Do I know more about what it was like to sail aboard one of these ships now? I suppose I know marginally more than I did before, but I still couldn't tell you as much as I think the book was trying to impart. Yesterday, I said that the book's full-immersion experience is one of those things that ultimately makes it involving, but it's also the thing that kept me from finishing this book in a couple of days as opposed to closer to a week. Again, once I got to the part where I felt sufficiently steeped in naval terms to grasp what was going on more quickly, I was fine. (It also helped that this was when the battles and such really picked up.) But I did feel as if the novel consisted of a club that was keeping me out for much of those first 100 pages.

Tasha Robinson: Just call me Linus, because I have no problem with pages upon pages of "Clap on to the burton-tackle and that spun-yarn"; I do in fact tend to bleep over them. My edition of Master And Commander didn't have a glossary either, alas, though it does have a perfectly legible, decent-sized map of a square-rigged ship with all the sails labeled. Not that it helped, half the time, since a lot of the sails Aubrey references either aren't on the diagram or are going by different names; a lot is made of the fact that the Desiax doesn't even bother hoisting its studdingsails when going after the Sophie, and more is made of whether a ship should ever raise its royals, but neither sail is on my diagram. Also, it'd be helpful if the diagram listed the decks and masts as well, since those are just as often referenced as the sails. But that's as may be; as Keith said, it's to the book's credit that you can skip past the exact details of what's being done to which part of the ship without losing the story, or you can follow every decision and maneuver, and have a completely different but no less immersive experience.

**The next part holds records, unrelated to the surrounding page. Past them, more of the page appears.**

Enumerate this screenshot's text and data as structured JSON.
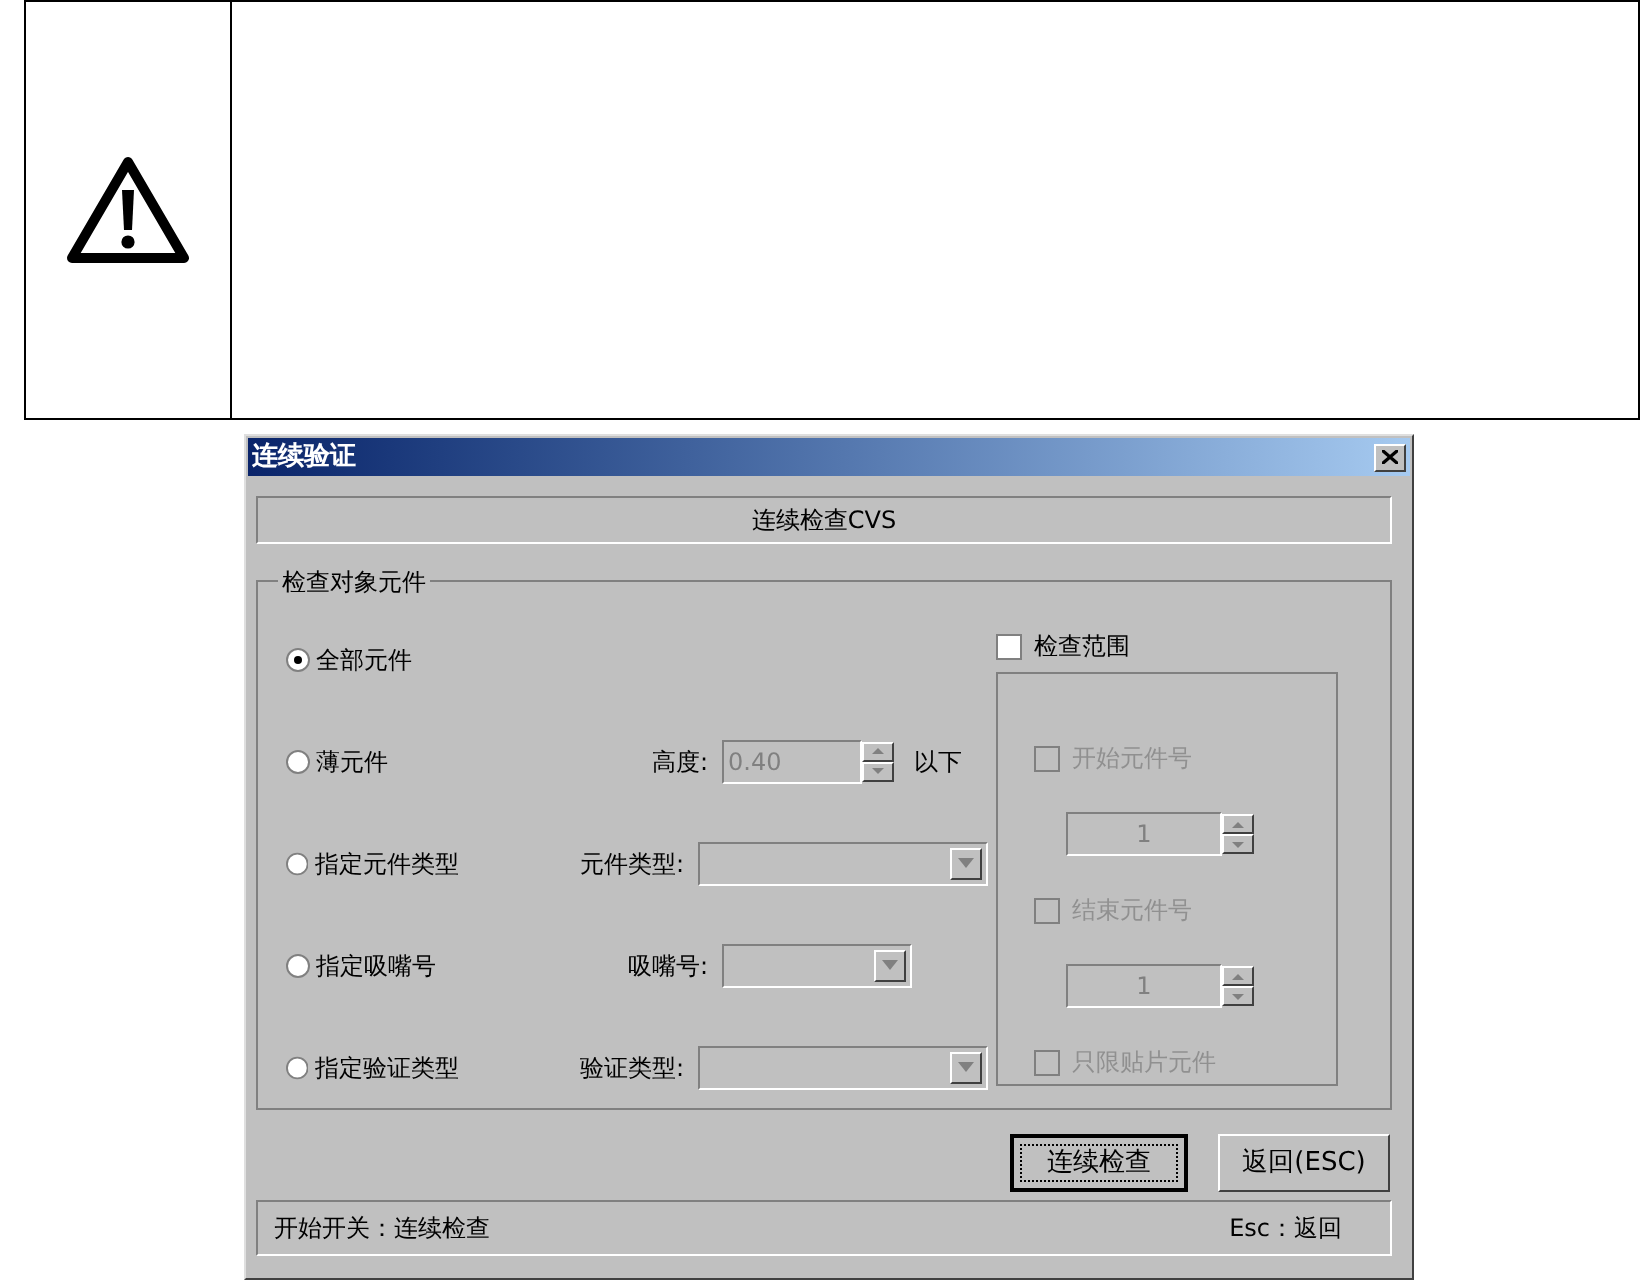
{
  "dialog": {
    "title": "连续验证",
    "header": "连续检查CVS",
    "group_title": "检查对象元件",
    "options": [
      {
        "label": "全部元件",
        "selected": true,
        "kind": "plain"
      },
      {
        "label": "薄元件",
        "selected": false,
        "kind": "spin",
        "field_label": "高度:",
        "value": "0.40",
        "suffix": "以下",
        "disabled": true
      },
      {
        "label": "指定元件类型",
        "selected": false,
        "kind": "combo",
        "field_label": "元件类型:",
        "disabled": true
      },
      {
        "label": "指定吸嘴号",
        "selected": false,
        "kind": "short_combo",
        "field_label": "吸嘴号:",
        "disabled": true
      },
      {
        "label": "指定验证类型",
        "selected": false,
        "kind": "combo",
        "field_label": "验证类型:",
        "disabled": true
      }
    ],
    "range": {
      "label": "检查范围",
      "checked": false,
      "items": [
        {
          "kind": "check",
          "label": "开始元件号",
          "checked": false,
          "disabled": true
        },
        {
          "kind": "spin",
          "value": "1",
          "disabled": true
        },
        {
          "kind": "check",
          "label": "结束元件号",
          "checked": false,
          "disabled": true
        },
        {
          "kind": "spin",
          "value": "1",
          "disabled": true
        },
        {
          "kind": "check",
          "label": "只限贴片元件",
          "checked": false,
          "disabled": true
        }
      ]
    },
    "buttons": [
      {
        "label": "连续检查",
        "default": true
      },
      {
        "label": "返回(ESC)",
        "default": false
      }
    ],
    "status": {
      "left": "开始开关：连续检查",
      "right": "Esc：返回"
    }
  }
}
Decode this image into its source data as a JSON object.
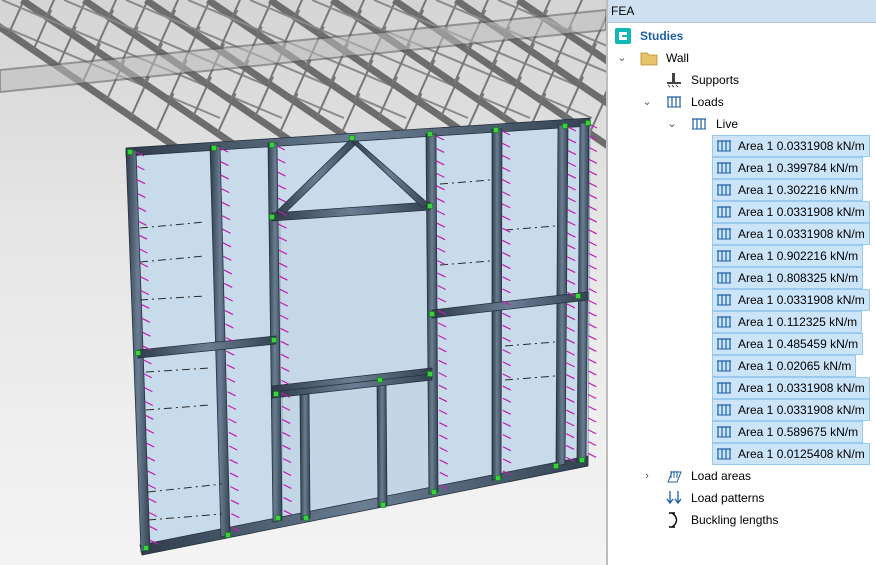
{
  "panel": {
    "title": "FEA",
    "tree": {
      "root": "Studies",
      "wall": "Wall",
      "supports": "Supports",
      "loads": "Loads",
      "live": "Live",
      "live_items": [
        "Area 1 0.0331908 kN/m",
        "Area 1 0.399784 kN/m",
        "Area 1 0.302216 kN/m",
        "Area 1 0.0331908 kN/m",
        "Area 1 0.0331908 kN/m",
        "Area 1 0.902216 kN/m",
        "Area 1 0.808325 kN/m",
        "Area 1 0.0331908 kN/m",
        "Area 1 0.112325 kN/m",
        "Area 1 0.485459 kN/m",
        "Area 1 0.02065 kN/m",
        "Area 1 0.0331908 kN/m",
        "Area 1 0.0331908 kN/m",
        "Area 1 0.589675 kN/m",
        "Area 1 0.0125408 kN/m"
      ],
      "load_areas": "Load areas",
      "load_patterns": "Load patterns",
      "buckling_lengths": "Buckling lengths"
    }
  },
  "colors": {
    "selection_fill": "#cce4f7",
    "selection_border": "#99c9ef",
    "studies_icon": "#12b8b8",
    "load_arrow": "#c21fb0",
    "steel_frame": "#53667a",
    "panel_fill": "#c7d9e8"
  },
  "icons": {
    "studies": "studies-icon",
    "wall": "folder-icon",
    "supports": "support-icon",
    "loads": "distributed-load-icon",
    "load_areas": "load-area-icon",
    "load_patterns": "load-pattern-icon",
    "buckling": "buckling-icon"
  }
}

What threw me generally wasn't the sailing-ship jargon, it was the political and personal jargon. I know enough of UK history to follow Dillon's relationship with Maturin, Aubrey, and his country, and to understand exactly what the Sophie's doing out there and why. But at times, I was completely at sea (ho ho ho) when reading some of the exchanges between personnel. For instance, when the Sophie pulls alongside the John B. Christopher, and the seamen derisively call back and forth "Paul Jones," what's that about? And why does Aubrey get offended and shut down the semi-playful exchange when someone shouts "Boston beans"? These kind of period-appropriate but entirely unexplained details were much more frustrating to me than any reference to mizzen topgallant staysails, where if worst comes to worst, I could just mentally substitute "sail" and move on. Also, O'Brian tends to be more accommodating about his sailing terminology—even if you don't know why the captain is demanding that his crew back topsails or do something involving cross-catharpings, either someone quickly explains the action, or we quickly see the how such gestures affect the combat, which is plenty explanation in itself. Personal interactions are a lot more complicated, though, especially when we rarely know what characters are thinking, and have to judge by what they're doing.

There were a couple of points where I reached for a dictionary—for instance, when Maturin describes Aubrey as hardly a gremial friend—but I don't tend to mind that. And at times, I do get the sense that O'Brian is just joshing us with his characters' vocabulary, as in this exchange between Maturin and Mr. Florey, about Aubrey's ill-advised affair with Molly Harte:

"I shall do all I can to make him conscious of the delicacy of his position. Though upon my word," [Maturin] added with a sigh, "there are times when it seems to me that nothing short of a radical ablation of the membrum virile would answer, in this case."

"That is very generally the peccant part," said Mr. Florey.

In other words, "I'd stop him shtupping her if I could, but I think the only way would be to chop off his wang." "Yeah, dudes do tend to have wang issues." But how much less charming would this book be if the characters talked like that, instead of in the sometimes hilarious way they do?